Car Loan Options Described
When a car is purchased, there is a good chance that the buyer will ask for a loan to finance that purchase. In such a scenario, the lender pays the dealer the agreed upon price for the vehicle. The buyer will then repay the lender until the balance has been paid in full. Depending on the buyer's financial situation and the lender that he or she works with, there may be several options when it comes to structuring a car loan.
A Home Equity Loan Can Finance A Vehicle Purchase
For consumers with sufficient equity in their home, they may qualify for an equity loan to finance the purchase of their next vehicle. This may be advantageous as mortgage interest is tax-deductible, which may lower the overall cost of borrowing. Home equity loans may also have longer repayment terms and lower interest rates compared to auto loans. However, failure to repay the loan could result in the lender taking away the customer's home.
Get A New Car Loan to Finance The Original Purchase

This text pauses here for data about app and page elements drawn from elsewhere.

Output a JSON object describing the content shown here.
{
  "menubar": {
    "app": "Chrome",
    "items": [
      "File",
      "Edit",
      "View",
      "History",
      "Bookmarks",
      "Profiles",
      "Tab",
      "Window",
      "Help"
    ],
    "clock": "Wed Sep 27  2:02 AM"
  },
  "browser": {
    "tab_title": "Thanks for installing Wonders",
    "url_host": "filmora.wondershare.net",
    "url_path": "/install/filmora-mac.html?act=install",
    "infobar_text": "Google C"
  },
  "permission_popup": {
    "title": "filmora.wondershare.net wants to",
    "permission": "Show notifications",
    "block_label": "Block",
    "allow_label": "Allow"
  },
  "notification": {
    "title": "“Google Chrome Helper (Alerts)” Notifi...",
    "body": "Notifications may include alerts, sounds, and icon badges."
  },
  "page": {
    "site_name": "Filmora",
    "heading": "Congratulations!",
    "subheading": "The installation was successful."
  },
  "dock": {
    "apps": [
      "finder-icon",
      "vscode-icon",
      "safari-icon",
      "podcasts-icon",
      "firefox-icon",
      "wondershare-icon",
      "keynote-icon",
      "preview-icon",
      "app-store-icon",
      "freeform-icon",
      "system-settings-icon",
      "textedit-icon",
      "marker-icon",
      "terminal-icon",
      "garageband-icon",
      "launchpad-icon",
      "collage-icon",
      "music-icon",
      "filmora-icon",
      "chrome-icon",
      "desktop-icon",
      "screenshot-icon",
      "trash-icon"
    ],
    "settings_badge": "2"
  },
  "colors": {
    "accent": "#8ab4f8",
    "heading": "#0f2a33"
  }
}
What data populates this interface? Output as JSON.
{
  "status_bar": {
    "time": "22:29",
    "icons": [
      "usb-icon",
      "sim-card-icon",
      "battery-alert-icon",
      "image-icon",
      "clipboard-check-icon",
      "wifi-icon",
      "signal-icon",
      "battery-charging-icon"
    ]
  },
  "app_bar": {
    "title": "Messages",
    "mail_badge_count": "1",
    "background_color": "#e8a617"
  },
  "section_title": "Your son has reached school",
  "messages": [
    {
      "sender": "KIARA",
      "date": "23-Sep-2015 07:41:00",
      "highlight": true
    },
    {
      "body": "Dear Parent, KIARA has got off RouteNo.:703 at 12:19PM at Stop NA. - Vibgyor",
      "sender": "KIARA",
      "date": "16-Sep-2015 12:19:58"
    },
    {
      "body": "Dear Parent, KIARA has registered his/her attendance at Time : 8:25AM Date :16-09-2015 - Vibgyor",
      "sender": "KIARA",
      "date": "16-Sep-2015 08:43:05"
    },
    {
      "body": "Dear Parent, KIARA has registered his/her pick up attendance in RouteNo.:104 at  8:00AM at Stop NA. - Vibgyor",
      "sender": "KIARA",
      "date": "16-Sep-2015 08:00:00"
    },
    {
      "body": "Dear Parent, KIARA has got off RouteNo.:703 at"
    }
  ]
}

When a vehicle is purchased, the buyer will get a new car loan that covers the cost of the car plus taxes and other fees. A consumer can expect a loan term of between five and seven years and an average interest rate of between 7 and 10 percent. However, borrowers with good credit may see lower rates and promotional offers can present them with an opportunity to get a loan at a lower interest rate. As cars from the previous model year are generally less expensive, the end of the calendar year may be a great time to get a good deal on a vehicle.
Auto Refinance Loans Help When Financial Circumstances Change
If a car owner is having trouble keeping up with his or her current payment, it may be possible to refinance the loan. Refinancing covers the remaining balance of the loan regardless of whether the amount is more than the car is worth. Generally, the loan term is extended, which lowers the monthly payment. It may also be possible to refinance a loan to remove a cosigner or get a better interest rate if the buyer's credit improves. The car is used as collateral for the loan, which means it may be repossessed if payments aren't made.
Lease Buyout Loans Provide Purchase Financing When the Lease Expires
When a lease ends, the lessee has the option to purchase the vehicle at its residual value. However, if the lessee doesn't have the cash to pay for the car, a lender may provide financing to cover the cost. The lender will pay off the leasing company to release ownership of the vehicle and transfer the title to the individual taking the loan. The lender is then paid in the same manner that it would if it had been originally purchased outright.
Regardless of the loan that a buyer may choose, remember that the goal is to get the lowest interest rate possible. While extending the life of the loan may make the monthly payment smaller, it will result in more interest being paid to the lender, which makes the vehicle more expensive overall.